Nordstrom profit slips on ‘challenging’ holidays
SEATTLE » Nordstrom Inc. said yesterday its profit fell more than 8 percent in the fourth quarter as even its high-income core customers pared back on holiday shopping.
The Seattle-based luxury retailer beat Wall Street estimates but warned that it expects 2008 to be another challenging year as it strives to overcome lackluster sales of women's apparel amid weak consumer spending.
For the quarter ended Feb. 2, Nordstrom earned $212 million, or 92 cents per share, down from $232 million, or 89 cents a share, in the year-ago period. Analysts surveyed by Thomson Financial were expecting 88 cents a share, on average.
Quarterly sales slipped 4.4 percent to $2.51 billion, in line with Wall Street estimates and down from $2.63 billion last year.
Excluding one extra week in the fourth quarter of 2006, Nordstrom said sales were essentially flat.
Sales at stores open at least a year, a key measure of a retailer's health, declined 0.7 percent.
Nordstrom said it expects first-quarter earnings of 49 cents to 54 cents per share, below the 59 cents analysts had been expecting.
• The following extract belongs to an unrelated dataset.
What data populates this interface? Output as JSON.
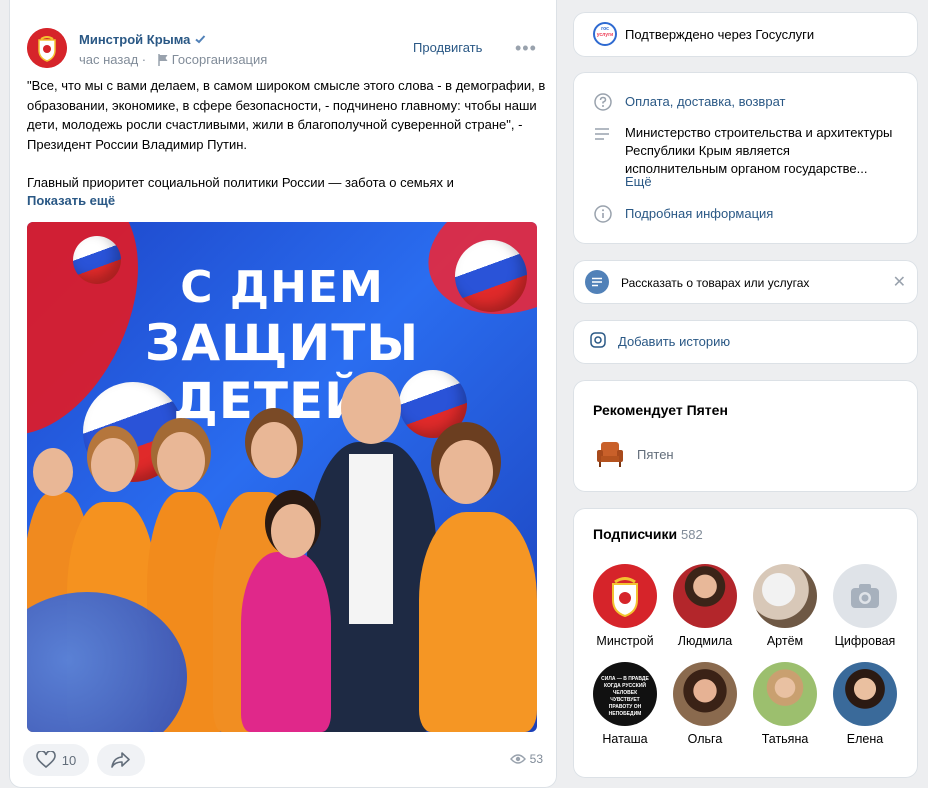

The company said it expects same-store sales in 2008 to range from flat to a 2 percent decrease, and full-year earnings to range from $2.75 to $2.90 per share, compared with the $2.98 Wall Street was expecting.
Nordstrom plans to open eight new full-line department stores in 2008, including its first in Hawaii next month, and said it has been picky about locating them in regions where it expects solid growth.
"Although the near-term market may be slower and uncertain, we continue to see high-return investment opportunities and are confident about our core customers' long-term prospects, and the growth potential of our business with them," Mike Koppel, Nordstrom's chief financial officer, said in a conference call with financial analysts.
Designer products across all categories, accessories and women's shoes posted better-than-average sales in the latest quarter, Nordstrom said.
The company is sharpening its focus on offering "a constant flow of new merchandise," particularly in women's apparel, which has fallen short of expectations, Koppel said.